__What you will do__
Your answer must consist of every line from the data below that includes the word "JSON".
:::
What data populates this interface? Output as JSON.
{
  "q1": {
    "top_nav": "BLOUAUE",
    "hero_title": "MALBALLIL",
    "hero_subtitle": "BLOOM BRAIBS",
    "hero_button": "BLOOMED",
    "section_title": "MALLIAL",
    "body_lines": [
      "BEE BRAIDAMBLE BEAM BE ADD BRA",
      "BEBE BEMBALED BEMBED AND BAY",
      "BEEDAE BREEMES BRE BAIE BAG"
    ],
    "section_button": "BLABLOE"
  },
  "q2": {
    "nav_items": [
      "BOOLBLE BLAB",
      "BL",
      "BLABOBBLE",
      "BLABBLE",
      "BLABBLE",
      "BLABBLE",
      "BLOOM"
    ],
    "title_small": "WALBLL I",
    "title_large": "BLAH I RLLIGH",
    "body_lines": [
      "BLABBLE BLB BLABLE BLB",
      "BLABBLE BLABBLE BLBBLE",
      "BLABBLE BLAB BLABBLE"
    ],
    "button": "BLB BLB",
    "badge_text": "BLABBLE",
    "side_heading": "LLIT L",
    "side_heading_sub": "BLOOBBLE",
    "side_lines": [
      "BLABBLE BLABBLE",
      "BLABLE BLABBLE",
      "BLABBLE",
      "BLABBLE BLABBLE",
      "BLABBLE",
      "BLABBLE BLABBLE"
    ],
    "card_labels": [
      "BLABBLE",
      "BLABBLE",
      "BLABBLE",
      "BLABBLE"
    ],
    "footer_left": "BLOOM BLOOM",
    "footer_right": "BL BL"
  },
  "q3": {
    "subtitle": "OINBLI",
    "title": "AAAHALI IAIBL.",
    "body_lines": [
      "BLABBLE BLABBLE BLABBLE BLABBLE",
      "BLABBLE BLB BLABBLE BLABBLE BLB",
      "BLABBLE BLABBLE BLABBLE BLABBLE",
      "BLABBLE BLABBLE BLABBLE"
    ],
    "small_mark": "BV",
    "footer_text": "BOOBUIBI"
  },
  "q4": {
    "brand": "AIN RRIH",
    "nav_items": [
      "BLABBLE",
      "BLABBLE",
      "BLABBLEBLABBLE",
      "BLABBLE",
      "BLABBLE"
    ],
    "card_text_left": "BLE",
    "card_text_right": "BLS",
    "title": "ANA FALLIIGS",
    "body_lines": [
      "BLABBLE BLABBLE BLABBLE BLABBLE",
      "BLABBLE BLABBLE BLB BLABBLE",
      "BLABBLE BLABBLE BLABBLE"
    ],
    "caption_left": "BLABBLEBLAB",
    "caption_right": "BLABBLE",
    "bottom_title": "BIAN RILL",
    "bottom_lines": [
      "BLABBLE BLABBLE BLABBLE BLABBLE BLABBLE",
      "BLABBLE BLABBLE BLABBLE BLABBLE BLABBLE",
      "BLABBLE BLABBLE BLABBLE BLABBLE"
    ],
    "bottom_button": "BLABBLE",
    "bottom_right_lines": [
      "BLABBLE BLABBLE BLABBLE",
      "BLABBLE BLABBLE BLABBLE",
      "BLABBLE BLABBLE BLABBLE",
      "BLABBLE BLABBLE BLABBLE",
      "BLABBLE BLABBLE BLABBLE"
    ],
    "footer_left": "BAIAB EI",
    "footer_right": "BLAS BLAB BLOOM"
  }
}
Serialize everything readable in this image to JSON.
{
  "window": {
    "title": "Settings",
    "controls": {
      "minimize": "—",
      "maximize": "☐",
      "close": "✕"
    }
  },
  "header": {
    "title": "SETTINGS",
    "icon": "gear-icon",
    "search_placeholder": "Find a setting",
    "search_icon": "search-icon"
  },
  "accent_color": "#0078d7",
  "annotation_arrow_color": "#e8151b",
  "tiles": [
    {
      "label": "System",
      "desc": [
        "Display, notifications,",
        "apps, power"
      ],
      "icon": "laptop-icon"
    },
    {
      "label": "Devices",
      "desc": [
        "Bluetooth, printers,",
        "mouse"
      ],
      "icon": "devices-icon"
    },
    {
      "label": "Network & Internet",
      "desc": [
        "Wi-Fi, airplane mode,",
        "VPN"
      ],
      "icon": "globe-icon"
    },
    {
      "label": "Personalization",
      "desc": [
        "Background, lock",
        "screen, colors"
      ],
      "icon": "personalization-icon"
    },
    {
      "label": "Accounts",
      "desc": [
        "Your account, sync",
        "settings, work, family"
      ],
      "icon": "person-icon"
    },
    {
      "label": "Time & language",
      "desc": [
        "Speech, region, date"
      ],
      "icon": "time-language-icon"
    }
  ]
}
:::
__Response__
What data populates this interface? Output as JSON.
Serialize everything readable in this image to JSON.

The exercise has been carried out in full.